Here are Creative Tenders top 6 most common mistakes when tendering for new business.
Many companies answer a question based on what information they think the tendering company should know about their business, their processes and their experience, instead of what they’ve actually asked for. If you are being asked to submit a response to a question, double check you’ve answered what they’ve asked of you.
Research is king! The tendering organisation will want to see that you’ve taken the time to do your homework. Your tender response will be stronger for it.
If you’re not going to give it your all, it’s pointless submitting a bid. Someone else will put all of their company efforts into winning this work, and is it really the impression you want to leave for your business? We’ve all been there when we’ve seen the tender response 24 hours before its due, but sometimes it really is best to pass than to enter a response that isn’t your best work.
This shows lack of respect for the tender process, and makes it look like you can’t / won’t achieve deadlines provided. Your tender response would be disregarded anyway, so if you’ve made a mistake and missed the deadline, don’t send in your response and use it as a learning experience.
Many tender documents will ask you to complete the tender documents in a specific way. Don’t ignore these requests. If the Invitation to Tender asks for you to submit your response using their pre-defined questionnaire, don’t ignore this, use it. The client may fail your response for not following the guidelines provided.
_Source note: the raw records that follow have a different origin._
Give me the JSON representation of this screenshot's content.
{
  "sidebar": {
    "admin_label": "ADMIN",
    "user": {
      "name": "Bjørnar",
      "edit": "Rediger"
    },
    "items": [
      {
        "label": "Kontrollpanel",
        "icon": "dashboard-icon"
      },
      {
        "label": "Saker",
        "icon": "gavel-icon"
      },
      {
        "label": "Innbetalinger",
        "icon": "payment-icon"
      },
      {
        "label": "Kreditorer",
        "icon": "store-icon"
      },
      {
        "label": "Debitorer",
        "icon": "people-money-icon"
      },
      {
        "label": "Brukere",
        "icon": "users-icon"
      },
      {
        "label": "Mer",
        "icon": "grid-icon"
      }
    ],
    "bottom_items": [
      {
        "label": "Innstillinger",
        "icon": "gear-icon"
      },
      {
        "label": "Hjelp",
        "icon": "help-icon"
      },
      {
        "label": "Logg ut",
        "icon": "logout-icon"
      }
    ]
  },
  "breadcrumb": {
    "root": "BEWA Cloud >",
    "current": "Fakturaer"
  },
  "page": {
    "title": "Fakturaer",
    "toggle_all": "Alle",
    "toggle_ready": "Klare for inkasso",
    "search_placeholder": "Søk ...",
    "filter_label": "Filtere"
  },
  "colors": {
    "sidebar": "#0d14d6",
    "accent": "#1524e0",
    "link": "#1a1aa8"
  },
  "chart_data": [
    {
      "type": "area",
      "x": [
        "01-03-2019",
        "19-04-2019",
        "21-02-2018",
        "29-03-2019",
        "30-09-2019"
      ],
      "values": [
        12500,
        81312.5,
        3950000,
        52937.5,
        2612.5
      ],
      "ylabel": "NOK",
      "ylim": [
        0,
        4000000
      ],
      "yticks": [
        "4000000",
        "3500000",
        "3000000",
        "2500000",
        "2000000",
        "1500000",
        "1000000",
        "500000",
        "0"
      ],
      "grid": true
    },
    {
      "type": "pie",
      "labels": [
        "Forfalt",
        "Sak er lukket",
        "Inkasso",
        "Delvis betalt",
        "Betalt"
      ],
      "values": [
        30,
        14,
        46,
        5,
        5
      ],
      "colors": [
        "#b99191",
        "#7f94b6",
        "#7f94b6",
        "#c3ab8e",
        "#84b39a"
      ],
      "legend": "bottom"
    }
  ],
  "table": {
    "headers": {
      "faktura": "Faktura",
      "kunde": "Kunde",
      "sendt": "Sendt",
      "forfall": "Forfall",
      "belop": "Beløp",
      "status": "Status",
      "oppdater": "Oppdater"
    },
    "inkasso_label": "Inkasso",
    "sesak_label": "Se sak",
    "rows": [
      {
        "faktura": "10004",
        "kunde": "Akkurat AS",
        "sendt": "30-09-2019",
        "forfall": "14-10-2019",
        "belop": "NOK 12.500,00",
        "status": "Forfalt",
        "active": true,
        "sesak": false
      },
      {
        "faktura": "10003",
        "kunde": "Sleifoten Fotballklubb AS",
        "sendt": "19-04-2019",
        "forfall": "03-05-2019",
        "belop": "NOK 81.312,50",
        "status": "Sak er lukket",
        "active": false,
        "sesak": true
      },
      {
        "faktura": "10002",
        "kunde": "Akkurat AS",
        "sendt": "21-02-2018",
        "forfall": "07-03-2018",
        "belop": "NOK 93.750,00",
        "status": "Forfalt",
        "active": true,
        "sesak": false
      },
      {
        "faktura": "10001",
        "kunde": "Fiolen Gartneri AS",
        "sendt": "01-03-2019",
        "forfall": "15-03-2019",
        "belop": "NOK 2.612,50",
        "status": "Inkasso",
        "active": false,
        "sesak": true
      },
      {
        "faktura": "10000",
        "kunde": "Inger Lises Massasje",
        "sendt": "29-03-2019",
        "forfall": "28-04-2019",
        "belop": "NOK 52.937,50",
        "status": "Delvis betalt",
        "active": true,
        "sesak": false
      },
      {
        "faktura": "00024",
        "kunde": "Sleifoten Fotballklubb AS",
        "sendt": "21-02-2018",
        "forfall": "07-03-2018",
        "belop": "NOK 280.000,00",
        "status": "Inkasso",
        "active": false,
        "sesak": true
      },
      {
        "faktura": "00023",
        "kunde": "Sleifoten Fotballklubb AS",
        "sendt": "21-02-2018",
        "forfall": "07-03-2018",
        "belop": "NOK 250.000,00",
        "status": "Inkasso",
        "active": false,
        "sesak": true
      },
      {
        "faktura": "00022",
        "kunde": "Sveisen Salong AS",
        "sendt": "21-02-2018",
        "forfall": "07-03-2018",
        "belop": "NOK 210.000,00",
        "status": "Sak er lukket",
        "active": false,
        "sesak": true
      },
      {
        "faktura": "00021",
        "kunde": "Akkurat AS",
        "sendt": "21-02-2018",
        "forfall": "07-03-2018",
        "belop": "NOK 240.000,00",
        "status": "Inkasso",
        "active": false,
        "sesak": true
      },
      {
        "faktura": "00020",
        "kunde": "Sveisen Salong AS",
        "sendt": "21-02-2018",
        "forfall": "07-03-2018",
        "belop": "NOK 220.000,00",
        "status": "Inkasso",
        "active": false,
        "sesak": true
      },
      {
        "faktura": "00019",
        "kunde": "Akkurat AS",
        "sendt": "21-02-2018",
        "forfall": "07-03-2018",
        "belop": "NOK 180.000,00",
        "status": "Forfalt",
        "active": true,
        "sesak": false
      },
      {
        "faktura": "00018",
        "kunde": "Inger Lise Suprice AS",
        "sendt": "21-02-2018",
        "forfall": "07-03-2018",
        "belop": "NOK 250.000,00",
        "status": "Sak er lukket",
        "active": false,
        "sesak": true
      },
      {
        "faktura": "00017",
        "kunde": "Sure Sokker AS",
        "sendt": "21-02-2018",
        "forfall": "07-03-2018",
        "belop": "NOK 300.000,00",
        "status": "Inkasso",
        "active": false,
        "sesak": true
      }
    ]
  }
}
So many businesses make the mistake of tendering for absolutely every piece for work and wonder why they don’t win anything. You’re so much better off responding to five tenders extremely well, than 15 tenders quickly and rushed. Create a tender checklist that gives you an understanding of the tenders you would like to win / can deliver well, and stick to it.